GOP Sen. Rand PaulRandal (Rand) Howard PaulGOP leader blocks resolution backing intelligence community on Russia Rand Paul blocks Sanders's Russia resolution, calls it 'crazy hatred' against Trump McCain: Trump plays into 'Putin's hands' by attacking Montenegro, questioning NATO obligations MORE (Ky.) is blocking amendment votes unless he gets a vote on his indefinite detention proposal as part of the Senate’s consideration of the NDAA. But Graham is helping block Paul from getting a vote on his amendment.

Asked if the standoff between the two had been resolved, GOP Sen. Roger WickerRoger Frederick WickerGOP senators introduce resolution endorsing ICE Hillicon Valley: Lawmakers eye ban on Chinese surveillance cameras | DOJ walks back link between fraud case, OPM breach | GOP senators question Google on Gmail data | FCC under pressure to delay Sinclair merger review Top Senate Republicans question Google over Gmail data practices MORE (Miss.) started laughing before adding: “Well, it isn’t resolved yet.”

GOP Sen. John ThuneJohn Randolph ThuneSenators share their fascination with sharks at hearing Helsinki summit becomes new flashpoint for GOP anger Senate weighs new Russia response amid Trump backlash MORE (S.D.), the No. 3 Republican senator, indicated that most of the discussion was currently centering around the Graham-Paul standoff.

“There are a lot of discussions about it. There are obviously members who have strong views,” he said, adding that Corker was separately looking for a different bill to bring up the tariff fight on.

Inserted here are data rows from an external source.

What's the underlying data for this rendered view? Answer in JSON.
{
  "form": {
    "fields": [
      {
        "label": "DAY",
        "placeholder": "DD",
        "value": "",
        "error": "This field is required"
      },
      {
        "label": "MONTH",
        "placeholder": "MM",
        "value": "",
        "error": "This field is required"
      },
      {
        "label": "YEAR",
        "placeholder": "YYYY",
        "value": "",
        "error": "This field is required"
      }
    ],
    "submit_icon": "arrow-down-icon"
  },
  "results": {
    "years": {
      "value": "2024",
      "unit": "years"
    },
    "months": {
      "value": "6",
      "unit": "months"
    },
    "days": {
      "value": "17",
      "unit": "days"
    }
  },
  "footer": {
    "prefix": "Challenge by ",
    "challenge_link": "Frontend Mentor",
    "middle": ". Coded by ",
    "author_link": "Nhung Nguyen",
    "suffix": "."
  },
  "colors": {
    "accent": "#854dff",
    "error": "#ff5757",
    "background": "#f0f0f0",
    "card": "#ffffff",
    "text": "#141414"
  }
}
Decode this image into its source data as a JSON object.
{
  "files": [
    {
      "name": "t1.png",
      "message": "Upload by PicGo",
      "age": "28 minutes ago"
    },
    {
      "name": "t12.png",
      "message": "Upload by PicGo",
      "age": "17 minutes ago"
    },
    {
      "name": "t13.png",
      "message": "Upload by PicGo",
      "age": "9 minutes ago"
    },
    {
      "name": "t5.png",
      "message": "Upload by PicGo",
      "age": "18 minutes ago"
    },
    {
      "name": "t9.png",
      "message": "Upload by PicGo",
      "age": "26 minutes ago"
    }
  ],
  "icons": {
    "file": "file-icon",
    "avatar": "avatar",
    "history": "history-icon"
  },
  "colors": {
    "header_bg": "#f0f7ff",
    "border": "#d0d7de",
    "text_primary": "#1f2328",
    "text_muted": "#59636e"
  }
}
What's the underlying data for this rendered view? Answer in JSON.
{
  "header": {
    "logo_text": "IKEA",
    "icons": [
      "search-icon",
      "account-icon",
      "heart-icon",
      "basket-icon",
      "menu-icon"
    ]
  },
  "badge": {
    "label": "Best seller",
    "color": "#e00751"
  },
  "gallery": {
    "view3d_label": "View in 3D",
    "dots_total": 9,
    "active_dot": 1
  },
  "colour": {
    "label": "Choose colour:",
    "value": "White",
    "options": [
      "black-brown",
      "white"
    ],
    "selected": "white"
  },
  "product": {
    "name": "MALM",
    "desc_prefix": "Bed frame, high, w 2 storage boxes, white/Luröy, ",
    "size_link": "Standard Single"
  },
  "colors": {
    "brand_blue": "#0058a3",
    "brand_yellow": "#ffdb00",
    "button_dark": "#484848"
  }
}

The stalemate over votes on the NDAA comes as Republicans are expected to soon start moving appropriations bills on the Senate floor, setting up a potential repeat scenario if GOP senators refuse to back down from the hardball tactics.

“We just had a lengthy discussion about that and we’re trying to work it out. But I can’t honestly say it’s been worked out,” GOP Sen. John KennedyJohn Neely KennedyMORE (La.) told reporters. “So what’s going to happen when we get on … appropriations?”

Inhofe, asked separately if Republicans would change their behavior and stop blocking each others' votes, quipped: “That would be nice.”